Royal Mail Unsplash

Nineteen days of Royal Mail strikes over the busiest shopping period of the year will undoubtedly cause widespread disruption. Especially after a brutal two years of pandemic upheaval, and now a cost of living crisis. For retailers, the shopping events of Black Friday and Cyber Monday have shone like a beacon in a storm, promising hope of shoppers clamouring for bargains. However, sombre predictions about consumer intentions are dampening those hopes.

Now, with strikes planned over the Black Friday and Cyber Monday weekend, businesses must prepare for severe delivery delays – and the impact on their brands. Part of this preparation may include seeking alternative services to combat the impact on Royal Mail. But be warned: you will not be the only one seeking other options. It will be difficult to guarantee smooth deliveries and it is somewhat inevitable customers are going to experience delays.

We know customers now expect super-fast delivery, but it’s not always realistic. What’s important is managing expectations in the right way. First-class customer service should be the priority.

The best bet for DTC food and drink brands is to be open, honest, and communicative. Ensure consumers are warned of delays before purchasing and set expectations.

For example, we are seeing many brands clearly warning of delivery delays on their front pages and confirmation emails. Here, customers’ expectations have been set so if the delivery arrives later than usual, they have a full understanding of why, and the impression of the brand remains intact.

Being upfront helps bridge the expectation gap and may help lessen an influx of customer queries that otherwise blocks communication channels. It’s likely brands will still experience an influx of enquiries over this period as consumers look for updates, so it is vital you can respond to these as quickly as possible.

It is also worth considering how you can use technology when countering a surge of customer enquiries. For example, tools including AI and automation can help route incoming enquiries quickly and effectively and ensure staff are readily prepared to relay the most up-to-date information, minimising customer frustrations.
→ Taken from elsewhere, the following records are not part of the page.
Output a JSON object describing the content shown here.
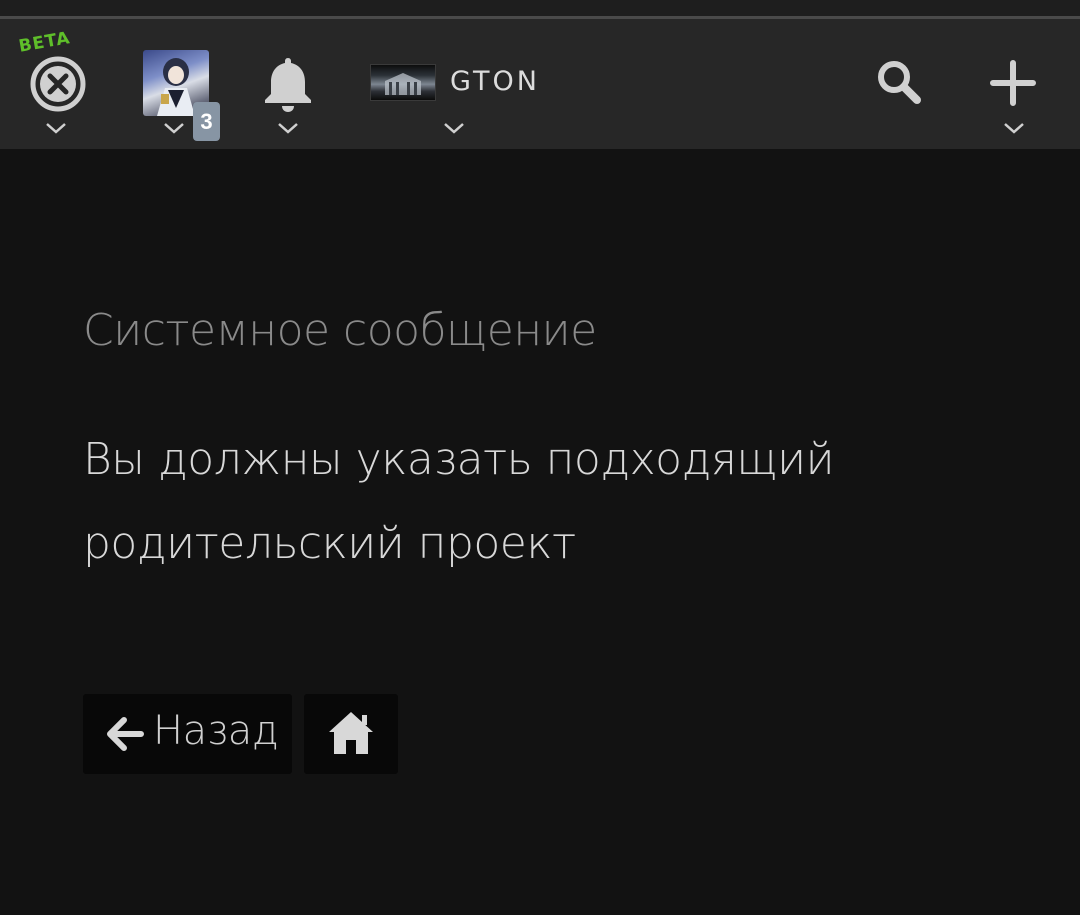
{
  "navbar": {
    "logo": {
      "beta_label": "BETA",
      "icon": "x-circle-icon"
    },
    "avatar": {
      "notification_count": "3"
    },
    "bell": {
      "icon": "bell-icon"
    },
    "project": {
      "name": "GTON"
    },
    "search": {
      "icon": "search-icon"
    },
    "add": {
      "icon": "plus-icon"
    }
  },
  "message": {
    "title": "Системное сообщение",
    "body": "Вы должны указать подходящий родительский проект"
  },
  "actions": {
    "back_label": "Назад",
    "back_icon": "arrow-left-icon",
    "home_icon": "home-icon"
  },
  "colors": {
    "background": "#121212",
    "navbar": "#272727",
    "beta": "#5fbf2a",
    "badge": "#8795a4"
  }
}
An example of this would be Intelligent Virtual Agent technology, which can automate delivery status updates, ensuring that the moment there is a change or disruption, the consumer is informed through text or messaging channels.

The worst move for retailers is to keep customers in the dark and pray issues will pass by. Demonstrate what you are doing to counter the effects of the strikes, but also be realistic about what you can deliver and when. And, most of all, make sure your surrounding customer service is impeccable. Don’t leave enquiries to linger, make sure you are doing all you can to answer calls quickly and empower your call centre staff with the best tools to do the job.
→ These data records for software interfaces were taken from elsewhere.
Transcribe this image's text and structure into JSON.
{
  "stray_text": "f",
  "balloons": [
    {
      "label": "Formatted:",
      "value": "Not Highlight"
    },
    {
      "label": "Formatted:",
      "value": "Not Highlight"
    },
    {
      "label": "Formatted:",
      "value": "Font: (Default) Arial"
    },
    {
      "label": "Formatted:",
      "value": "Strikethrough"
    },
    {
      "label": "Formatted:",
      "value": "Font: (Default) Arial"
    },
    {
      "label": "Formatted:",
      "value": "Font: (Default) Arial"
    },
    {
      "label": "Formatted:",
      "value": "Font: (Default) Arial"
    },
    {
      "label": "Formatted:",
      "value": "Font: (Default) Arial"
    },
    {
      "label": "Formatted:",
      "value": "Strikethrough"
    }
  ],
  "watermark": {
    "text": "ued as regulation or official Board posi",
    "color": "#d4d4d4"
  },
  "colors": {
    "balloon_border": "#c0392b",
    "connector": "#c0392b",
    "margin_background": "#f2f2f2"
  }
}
Covid showed that when external circumstances impact day-to-day life, we pull together, and most of us do so with understanding. Any brand, no matter how big or small, can leave a good impression in the minds of customers, even in the face of delivery delays.

The Royal Mail strikes will affect us all in some way. However, by and large, customers are forgiving when retailers face disruptions outside of their sphere of control. What they don’t forgive is poor communication, poor service or unmet expectations. All these factors can be controlled, even when the world around us can’t be.